And now it could get worse. The CMA Green Claims Code could mean that manufacturer becomes more nervous about making any statements at all around the sustainability of its new products. So it may decide, as it clambers from the Covid wreckage, that 2022 isn’t the year to incur more cost. Will it be different in 2023? Will funders be willing to invest in that business’s transition?
Stopping false assertions is important, but if fears of penalties mean some firms don’t invest in or launch new products, we’ll have tipped over into imbalance. To take just one instance, the Code itself references compostable cups as an example area for misleading claims. But to move a business from producing single-use plastic cups to compostable ones – a crucial step with the best intentions – requires significant manufacturing investment. By all means let’s ensure such firms are clear about the details, but only within the context of lauding them for moving in the right direction.

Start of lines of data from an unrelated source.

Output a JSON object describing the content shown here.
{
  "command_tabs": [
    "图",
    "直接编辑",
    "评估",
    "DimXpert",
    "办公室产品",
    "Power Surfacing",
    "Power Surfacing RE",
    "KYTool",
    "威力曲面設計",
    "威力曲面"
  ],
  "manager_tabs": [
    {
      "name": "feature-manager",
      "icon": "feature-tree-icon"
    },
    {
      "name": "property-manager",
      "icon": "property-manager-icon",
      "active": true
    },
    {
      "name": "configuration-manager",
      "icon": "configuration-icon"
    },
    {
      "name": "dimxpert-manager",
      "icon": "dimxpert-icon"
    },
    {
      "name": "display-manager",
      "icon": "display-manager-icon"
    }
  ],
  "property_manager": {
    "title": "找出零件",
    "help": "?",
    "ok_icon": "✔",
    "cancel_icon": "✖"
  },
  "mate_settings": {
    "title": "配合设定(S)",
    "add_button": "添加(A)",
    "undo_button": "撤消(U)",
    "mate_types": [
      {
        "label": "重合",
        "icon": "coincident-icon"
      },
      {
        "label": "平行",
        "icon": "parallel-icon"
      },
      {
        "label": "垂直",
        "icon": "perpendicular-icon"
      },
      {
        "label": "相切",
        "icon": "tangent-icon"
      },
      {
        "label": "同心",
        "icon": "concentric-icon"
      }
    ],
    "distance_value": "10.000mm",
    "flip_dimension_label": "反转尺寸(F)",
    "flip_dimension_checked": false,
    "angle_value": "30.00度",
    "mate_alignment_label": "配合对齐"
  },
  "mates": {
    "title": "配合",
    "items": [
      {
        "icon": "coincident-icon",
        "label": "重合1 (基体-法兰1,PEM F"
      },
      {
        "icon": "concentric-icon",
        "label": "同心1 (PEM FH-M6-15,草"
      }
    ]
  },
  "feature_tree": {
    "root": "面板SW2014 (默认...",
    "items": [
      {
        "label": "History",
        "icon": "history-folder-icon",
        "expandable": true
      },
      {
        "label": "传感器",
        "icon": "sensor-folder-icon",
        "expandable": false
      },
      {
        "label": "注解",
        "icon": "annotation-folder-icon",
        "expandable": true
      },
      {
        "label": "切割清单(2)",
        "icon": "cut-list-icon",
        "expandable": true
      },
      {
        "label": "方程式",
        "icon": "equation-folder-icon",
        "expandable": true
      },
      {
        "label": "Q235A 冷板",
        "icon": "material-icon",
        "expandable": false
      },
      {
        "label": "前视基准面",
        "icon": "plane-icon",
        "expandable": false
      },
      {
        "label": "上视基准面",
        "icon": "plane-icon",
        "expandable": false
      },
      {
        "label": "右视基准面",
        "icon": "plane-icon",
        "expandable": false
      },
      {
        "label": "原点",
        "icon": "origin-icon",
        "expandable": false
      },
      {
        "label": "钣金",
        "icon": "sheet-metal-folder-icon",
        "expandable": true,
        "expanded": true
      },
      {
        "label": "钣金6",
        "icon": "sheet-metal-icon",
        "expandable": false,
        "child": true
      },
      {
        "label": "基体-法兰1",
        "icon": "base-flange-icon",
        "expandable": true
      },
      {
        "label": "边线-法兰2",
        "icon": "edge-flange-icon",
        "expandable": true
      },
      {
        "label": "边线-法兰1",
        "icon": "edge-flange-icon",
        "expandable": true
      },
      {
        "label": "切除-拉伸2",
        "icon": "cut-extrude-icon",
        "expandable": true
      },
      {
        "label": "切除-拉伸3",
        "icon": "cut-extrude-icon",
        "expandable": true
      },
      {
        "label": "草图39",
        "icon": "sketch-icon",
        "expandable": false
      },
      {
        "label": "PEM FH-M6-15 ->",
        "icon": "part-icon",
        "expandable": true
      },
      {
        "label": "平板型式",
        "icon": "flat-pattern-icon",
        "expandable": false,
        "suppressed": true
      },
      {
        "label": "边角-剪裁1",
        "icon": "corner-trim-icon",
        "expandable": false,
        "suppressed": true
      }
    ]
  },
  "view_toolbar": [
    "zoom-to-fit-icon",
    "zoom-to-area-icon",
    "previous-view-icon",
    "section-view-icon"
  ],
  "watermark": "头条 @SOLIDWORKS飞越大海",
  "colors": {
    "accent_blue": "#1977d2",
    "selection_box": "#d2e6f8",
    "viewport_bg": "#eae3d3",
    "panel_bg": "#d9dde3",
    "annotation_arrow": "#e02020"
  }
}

Regulation in this area is essential, but focusing on penalties alone is too blunt if we want to effect meaningful change. Forfeits for false assertions must be coupled with incentives to support more-established firms on their sustainability journey. We want investors, funders and consumers to recognise that all businesses are at different stages. Some might require more support, and investment, than others. And if they have made a huge leap forward, let’s not castigate them or stifle more progression.
The alternative is stark; we will destroy incentives for businesses to improve materially. Metrics will become targets, with firms focusing on compliance, not progress. Businesses and investors will defer risk rather than invite sanction. We’ll likely see important but harder-to-quantify areas – like social impact investment – lose out to ones easily measured, like carbon reduction or zero waste targets. And ultimately, we will be the poorer for it.
The International Monetary Fund this month called for ‘proper regulatory oversight’ of climate-oriented funds